- TASK -
Among the entries, find the lines with the string "JSON" and report them.

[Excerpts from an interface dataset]
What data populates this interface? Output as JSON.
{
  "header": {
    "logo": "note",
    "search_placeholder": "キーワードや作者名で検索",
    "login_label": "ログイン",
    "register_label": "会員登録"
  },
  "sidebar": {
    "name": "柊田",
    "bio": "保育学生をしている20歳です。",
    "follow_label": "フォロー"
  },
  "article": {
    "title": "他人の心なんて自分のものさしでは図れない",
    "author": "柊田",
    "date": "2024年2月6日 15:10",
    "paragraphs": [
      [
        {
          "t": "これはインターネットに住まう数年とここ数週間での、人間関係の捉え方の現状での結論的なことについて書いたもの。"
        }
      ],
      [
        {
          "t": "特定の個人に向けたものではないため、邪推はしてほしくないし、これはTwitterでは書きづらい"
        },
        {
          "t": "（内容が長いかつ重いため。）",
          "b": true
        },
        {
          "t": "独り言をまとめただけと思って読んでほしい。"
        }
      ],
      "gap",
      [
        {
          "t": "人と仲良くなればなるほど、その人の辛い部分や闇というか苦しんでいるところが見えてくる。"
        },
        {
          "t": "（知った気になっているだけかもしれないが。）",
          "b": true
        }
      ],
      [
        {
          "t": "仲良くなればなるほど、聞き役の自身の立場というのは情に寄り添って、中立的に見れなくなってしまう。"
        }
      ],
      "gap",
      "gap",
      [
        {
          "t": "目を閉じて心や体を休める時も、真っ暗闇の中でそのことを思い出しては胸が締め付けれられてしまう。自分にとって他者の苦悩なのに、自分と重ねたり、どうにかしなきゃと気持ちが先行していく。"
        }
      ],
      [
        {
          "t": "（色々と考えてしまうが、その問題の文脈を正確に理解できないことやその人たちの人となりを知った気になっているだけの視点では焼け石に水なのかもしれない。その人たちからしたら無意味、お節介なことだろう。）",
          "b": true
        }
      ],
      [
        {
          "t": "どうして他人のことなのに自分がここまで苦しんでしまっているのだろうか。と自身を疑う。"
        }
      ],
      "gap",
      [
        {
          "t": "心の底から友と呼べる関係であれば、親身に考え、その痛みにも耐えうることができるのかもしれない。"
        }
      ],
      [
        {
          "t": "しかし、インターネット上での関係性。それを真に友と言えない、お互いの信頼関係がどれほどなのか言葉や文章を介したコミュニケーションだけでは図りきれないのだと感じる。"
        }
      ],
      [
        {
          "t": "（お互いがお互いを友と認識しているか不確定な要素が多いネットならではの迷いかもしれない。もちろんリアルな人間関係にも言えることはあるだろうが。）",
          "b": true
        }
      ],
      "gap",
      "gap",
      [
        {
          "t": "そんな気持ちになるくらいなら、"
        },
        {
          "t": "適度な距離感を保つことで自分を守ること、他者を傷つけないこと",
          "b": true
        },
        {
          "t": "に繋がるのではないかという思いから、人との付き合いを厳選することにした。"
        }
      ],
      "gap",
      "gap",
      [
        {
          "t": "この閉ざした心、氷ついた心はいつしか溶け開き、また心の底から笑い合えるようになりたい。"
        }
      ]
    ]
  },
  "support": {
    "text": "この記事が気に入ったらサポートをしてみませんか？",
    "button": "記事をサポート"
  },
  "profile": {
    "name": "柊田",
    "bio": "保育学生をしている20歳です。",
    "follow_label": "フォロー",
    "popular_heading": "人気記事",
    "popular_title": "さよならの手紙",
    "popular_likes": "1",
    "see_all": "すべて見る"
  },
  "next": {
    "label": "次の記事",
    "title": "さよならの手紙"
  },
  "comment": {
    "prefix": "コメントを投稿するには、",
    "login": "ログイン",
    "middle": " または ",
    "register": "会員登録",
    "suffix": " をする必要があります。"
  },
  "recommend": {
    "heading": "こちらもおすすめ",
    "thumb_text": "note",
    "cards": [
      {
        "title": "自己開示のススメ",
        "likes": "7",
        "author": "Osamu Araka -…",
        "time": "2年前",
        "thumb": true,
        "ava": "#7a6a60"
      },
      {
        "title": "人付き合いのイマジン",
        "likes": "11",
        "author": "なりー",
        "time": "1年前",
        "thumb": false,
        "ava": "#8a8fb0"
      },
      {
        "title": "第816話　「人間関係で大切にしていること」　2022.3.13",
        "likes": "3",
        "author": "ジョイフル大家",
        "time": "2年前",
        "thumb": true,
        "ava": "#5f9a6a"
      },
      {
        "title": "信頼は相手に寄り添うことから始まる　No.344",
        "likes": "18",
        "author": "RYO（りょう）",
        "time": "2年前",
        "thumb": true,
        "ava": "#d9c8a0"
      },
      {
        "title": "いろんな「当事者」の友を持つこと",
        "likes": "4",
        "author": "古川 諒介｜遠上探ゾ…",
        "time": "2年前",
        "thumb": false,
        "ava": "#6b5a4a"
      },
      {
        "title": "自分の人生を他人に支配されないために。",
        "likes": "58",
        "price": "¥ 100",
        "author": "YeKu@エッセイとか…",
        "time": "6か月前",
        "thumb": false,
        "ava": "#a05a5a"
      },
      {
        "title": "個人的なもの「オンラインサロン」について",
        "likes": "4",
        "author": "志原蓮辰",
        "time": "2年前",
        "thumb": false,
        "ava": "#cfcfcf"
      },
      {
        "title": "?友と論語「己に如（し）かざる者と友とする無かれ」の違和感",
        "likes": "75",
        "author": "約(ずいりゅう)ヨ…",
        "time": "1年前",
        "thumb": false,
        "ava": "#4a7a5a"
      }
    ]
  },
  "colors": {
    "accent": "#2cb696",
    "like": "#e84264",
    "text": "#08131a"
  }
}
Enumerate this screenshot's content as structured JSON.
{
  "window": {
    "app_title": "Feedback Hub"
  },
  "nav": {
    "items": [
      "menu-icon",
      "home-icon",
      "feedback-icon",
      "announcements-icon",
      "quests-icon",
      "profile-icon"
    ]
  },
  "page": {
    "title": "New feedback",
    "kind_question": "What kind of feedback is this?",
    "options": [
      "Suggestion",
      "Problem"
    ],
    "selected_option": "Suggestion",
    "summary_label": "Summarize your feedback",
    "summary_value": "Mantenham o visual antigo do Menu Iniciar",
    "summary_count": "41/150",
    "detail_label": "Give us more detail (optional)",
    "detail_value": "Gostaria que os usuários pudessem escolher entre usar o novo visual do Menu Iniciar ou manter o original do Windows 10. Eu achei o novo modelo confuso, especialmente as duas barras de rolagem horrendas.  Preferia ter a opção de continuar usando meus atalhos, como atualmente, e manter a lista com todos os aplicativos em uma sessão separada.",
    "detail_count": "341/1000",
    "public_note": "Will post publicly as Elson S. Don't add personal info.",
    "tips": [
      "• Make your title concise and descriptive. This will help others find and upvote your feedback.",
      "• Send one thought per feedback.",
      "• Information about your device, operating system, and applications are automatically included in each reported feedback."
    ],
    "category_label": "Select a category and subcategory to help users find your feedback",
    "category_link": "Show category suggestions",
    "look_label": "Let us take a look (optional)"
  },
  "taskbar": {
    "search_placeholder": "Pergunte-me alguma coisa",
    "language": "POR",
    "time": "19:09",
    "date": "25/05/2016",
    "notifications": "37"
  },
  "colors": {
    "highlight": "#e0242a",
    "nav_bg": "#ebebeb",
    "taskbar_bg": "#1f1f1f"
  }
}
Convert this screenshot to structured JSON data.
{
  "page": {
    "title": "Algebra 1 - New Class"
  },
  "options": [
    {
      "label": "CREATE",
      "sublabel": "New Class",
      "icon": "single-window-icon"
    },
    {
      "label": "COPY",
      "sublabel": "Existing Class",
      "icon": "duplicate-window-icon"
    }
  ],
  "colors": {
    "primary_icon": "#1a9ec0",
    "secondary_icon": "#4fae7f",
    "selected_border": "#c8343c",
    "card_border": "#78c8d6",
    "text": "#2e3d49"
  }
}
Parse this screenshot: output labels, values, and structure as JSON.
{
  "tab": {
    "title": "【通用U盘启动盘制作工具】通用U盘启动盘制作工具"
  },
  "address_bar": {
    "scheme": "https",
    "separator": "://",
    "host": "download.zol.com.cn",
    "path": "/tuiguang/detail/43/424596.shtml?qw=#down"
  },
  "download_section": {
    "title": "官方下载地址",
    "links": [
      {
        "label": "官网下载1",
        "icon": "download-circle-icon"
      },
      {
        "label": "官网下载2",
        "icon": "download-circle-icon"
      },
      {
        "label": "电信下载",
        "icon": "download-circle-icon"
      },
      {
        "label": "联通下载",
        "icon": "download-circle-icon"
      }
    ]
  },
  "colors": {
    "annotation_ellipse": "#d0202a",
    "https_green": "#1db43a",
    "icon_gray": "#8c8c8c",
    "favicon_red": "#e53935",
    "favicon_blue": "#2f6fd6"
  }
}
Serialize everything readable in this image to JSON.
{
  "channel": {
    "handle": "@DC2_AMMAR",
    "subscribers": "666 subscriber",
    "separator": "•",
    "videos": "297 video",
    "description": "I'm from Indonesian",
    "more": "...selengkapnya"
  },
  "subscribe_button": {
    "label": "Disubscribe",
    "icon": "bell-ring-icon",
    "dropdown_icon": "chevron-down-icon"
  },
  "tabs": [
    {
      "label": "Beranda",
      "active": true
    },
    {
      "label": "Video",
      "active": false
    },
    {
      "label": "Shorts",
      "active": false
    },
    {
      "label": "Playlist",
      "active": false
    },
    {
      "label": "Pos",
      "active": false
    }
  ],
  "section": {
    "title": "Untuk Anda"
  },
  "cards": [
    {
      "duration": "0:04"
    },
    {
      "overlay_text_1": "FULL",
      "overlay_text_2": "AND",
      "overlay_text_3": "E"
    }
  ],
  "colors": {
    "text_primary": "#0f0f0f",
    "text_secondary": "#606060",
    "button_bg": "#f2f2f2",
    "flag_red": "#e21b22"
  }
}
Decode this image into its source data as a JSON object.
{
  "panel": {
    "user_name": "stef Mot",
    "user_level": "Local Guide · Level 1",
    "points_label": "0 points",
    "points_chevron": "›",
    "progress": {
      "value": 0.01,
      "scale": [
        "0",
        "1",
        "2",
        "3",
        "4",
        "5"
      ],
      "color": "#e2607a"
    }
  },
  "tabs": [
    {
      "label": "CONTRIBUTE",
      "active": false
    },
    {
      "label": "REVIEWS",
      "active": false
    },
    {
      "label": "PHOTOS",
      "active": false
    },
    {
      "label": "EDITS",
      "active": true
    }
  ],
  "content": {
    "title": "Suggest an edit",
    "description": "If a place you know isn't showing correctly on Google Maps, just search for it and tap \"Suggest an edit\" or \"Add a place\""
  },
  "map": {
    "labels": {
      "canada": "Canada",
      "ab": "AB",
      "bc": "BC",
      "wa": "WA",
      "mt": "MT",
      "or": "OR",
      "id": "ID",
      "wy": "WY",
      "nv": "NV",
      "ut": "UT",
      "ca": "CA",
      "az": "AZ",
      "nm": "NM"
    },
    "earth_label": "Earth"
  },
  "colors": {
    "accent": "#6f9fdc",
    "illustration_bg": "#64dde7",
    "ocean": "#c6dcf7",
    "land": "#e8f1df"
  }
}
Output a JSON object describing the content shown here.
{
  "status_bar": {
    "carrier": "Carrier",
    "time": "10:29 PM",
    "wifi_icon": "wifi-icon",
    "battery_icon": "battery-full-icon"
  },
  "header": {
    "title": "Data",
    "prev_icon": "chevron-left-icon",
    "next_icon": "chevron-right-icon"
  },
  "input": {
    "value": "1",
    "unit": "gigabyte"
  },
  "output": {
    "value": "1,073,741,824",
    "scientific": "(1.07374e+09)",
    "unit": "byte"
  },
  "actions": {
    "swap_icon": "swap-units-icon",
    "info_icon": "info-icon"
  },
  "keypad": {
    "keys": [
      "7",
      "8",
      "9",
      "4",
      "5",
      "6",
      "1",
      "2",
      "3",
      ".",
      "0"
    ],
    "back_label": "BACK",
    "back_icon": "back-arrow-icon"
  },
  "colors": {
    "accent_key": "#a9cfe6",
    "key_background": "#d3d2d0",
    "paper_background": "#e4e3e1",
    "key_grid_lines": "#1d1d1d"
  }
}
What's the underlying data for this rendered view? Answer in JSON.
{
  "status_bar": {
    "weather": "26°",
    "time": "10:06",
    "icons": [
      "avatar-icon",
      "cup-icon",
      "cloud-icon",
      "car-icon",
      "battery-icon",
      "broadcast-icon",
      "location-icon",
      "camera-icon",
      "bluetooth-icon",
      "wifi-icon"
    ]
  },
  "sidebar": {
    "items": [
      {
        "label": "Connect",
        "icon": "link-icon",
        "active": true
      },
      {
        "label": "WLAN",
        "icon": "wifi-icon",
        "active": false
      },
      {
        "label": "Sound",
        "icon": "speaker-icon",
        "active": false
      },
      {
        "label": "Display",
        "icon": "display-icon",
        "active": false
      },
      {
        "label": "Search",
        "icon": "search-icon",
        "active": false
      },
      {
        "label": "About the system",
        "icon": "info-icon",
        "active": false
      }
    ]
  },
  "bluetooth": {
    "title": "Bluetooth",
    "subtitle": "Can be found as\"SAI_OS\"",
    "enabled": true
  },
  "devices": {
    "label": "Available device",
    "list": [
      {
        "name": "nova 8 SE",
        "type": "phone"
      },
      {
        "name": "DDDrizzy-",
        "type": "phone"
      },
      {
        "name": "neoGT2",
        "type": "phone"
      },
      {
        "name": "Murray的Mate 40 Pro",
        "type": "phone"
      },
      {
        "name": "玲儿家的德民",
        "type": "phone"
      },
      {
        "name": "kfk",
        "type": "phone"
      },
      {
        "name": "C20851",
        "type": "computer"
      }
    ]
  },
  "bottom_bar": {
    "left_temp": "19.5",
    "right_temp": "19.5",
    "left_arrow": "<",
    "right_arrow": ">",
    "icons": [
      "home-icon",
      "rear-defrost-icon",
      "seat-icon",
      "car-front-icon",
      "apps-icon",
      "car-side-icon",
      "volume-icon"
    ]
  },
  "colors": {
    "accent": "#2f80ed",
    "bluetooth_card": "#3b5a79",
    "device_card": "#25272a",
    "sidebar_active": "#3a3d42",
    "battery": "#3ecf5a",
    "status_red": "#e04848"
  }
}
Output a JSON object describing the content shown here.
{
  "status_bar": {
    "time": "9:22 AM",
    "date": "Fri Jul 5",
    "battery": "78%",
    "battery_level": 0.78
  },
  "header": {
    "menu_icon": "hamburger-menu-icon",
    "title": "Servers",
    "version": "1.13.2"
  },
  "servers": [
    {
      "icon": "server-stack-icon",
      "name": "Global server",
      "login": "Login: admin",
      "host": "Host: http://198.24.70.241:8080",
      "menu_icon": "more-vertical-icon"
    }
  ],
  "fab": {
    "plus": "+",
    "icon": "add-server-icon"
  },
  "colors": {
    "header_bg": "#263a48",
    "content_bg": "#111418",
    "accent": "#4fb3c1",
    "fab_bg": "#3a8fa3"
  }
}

- TASK RESULT -
What data populates this interface? Output as JSON.
Enumerate this screenshot's content as structured JSON.
Convert this screenshot to structured JSON data.
Parse this screenshot: output labels, values, and structure as JSON.
Serialize everything readable in this image to JSON.
Decode this image into its source data as a JSON object.
Output a JSON object describing the content shown here.
What's the underlying data for this rendered view? Answer in JSON.
Output a JSON object describing the content shown here.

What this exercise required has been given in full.